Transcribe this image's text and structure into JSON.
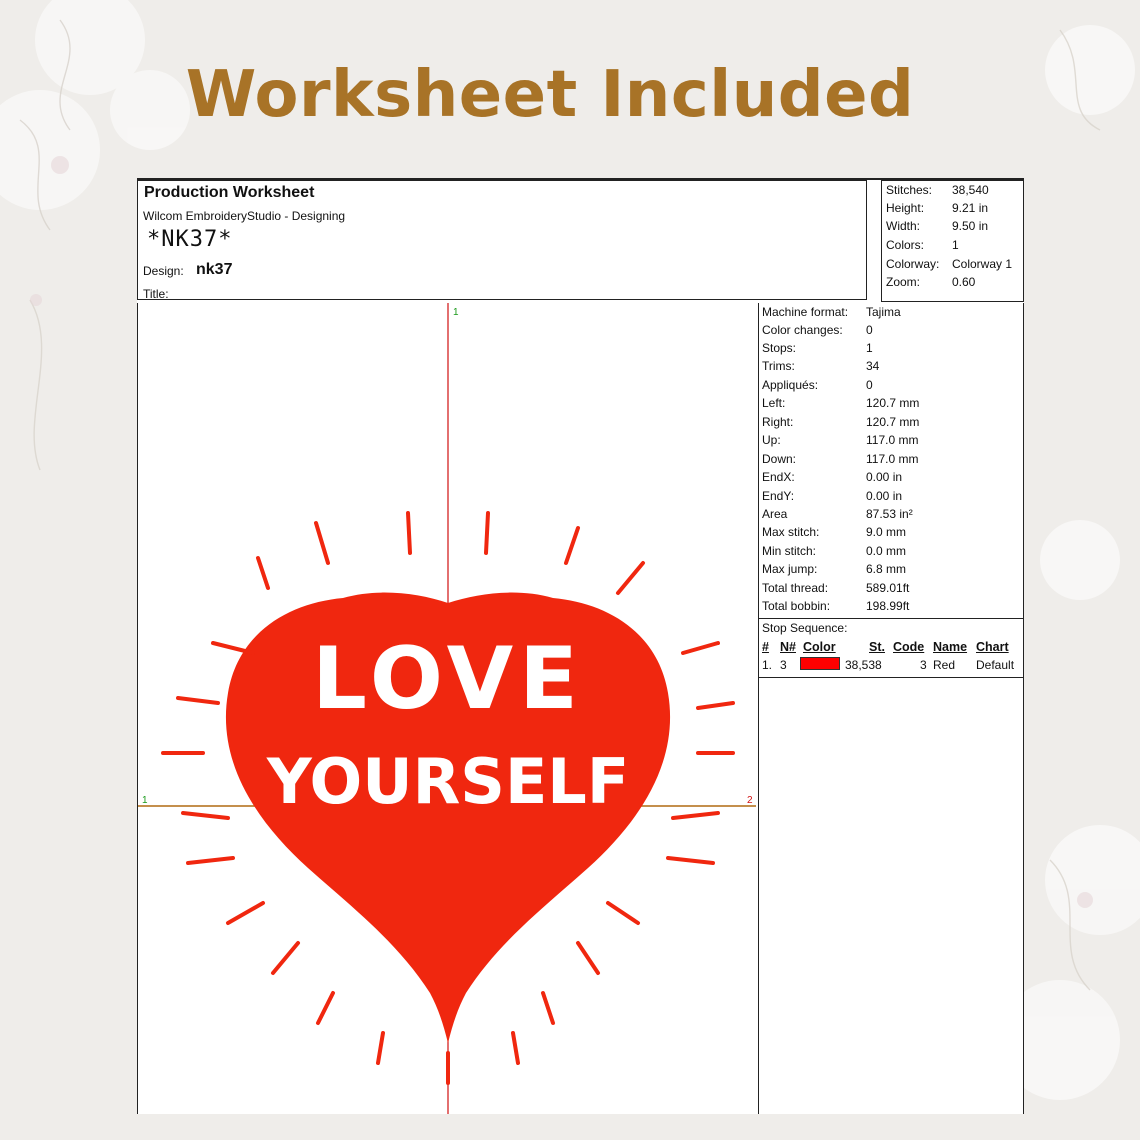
{
  "banner_title": "Worksheet Included",
  "worksheet": {
    "heading": "Production Worksheet",
    "software": "Wilcom EmbroideryStudio - Designing",
    "design_code": "*NK37*",
    "design_label": "Design:",
    "design_name": "nk37",
    "title_label": "Title:"
  },
  "summary": [
    {
      "label": "Stitches:",
      "value": "38,540"
    },
    {
      "label": "Height:",
      "value": "9.21 in"
    },
    {
      "label": "Width:",
      "value": "9.50 in"
    },
    {
      "label": "Colors:",
      "value": "1"
    },
    {
      "label": "Colorway:",
      "value": "Colorway 1"
    },
    {
      "label": "Zoom:",
      "value": "0.60"
    }
  ],
  "parameters": [
    {
      "label": "Machine format:",
      "value": "Tajima"
    },
    {
      "label": "Color changes:",
      "value": "0"
    },
    {
      "label": "Stops:",
      "value": "1"
    },
    {
      "label": "Trims:",
      "value": "34"
    },
    {
      "label": "Appliqués:",
      "value": "0"
    },
    {
      "label": "Left:",
      "value": "120.7 mm"
    },
    {
      "label": "Right:",
      "value": "120.7 mm"
    },
    {
      "label": "Up:",
      "value": "117.0 mm"
    },
    {
      "label": "Down:",
      "value": "117.0 mm"
    },
    {
      "label": "EndX:",
      "value": "0.00 in"
    },
    {
      "label": "EndY:",
      "value": "0.00 in"
    },
    {
      "label": "Area",
      "value": " 87.53 in²"
    },
    {
      "label": "Max stitch:",
      "value": "9.0 mm"
    },
    {
      "label": "Min stitch:",
      "value": "0.0 mm"
    },
    {
      "label": "Max jump:",
      "value": "6.8 mm"
    },
    {
      "label": "Total thread:",
      "value": "589.01ft"
    },
    {
      "label": "Total bobbin:",
      "value": "198.99ft"
    }
  ],
  "stop_sequence": {
    "title": "Stop Sequence:",
    "headers": {
      "num": "#",
      "needle": "N#",
      "color": "Color",
      "stitches": "St.",
      "code": "Code",
      "name": "Name",
      "chart": "Chart"
    },
    "rows": [
      {
        "num": "1.",
        "needle": "3",
        "swatch": "#ff0000",
        "stitches": "38,538",
        "code": "3",
        "name": "Red",
        "chart": "Default"
      }
    ]
  },
  "design": {
    "line1": "LOVE",
    "line2": "YOURSELF",
    "color": "#f0270f",
    "axis_labels": {
      "top": "1",
      "left": "1",
      "right": "2"
    }
  }
}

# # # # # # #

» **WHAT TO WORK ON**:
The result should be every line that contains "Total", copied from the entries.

» **WRITTEN ANSWER**:
      "label": "Total thread:",
      "label": "Total bobbin:",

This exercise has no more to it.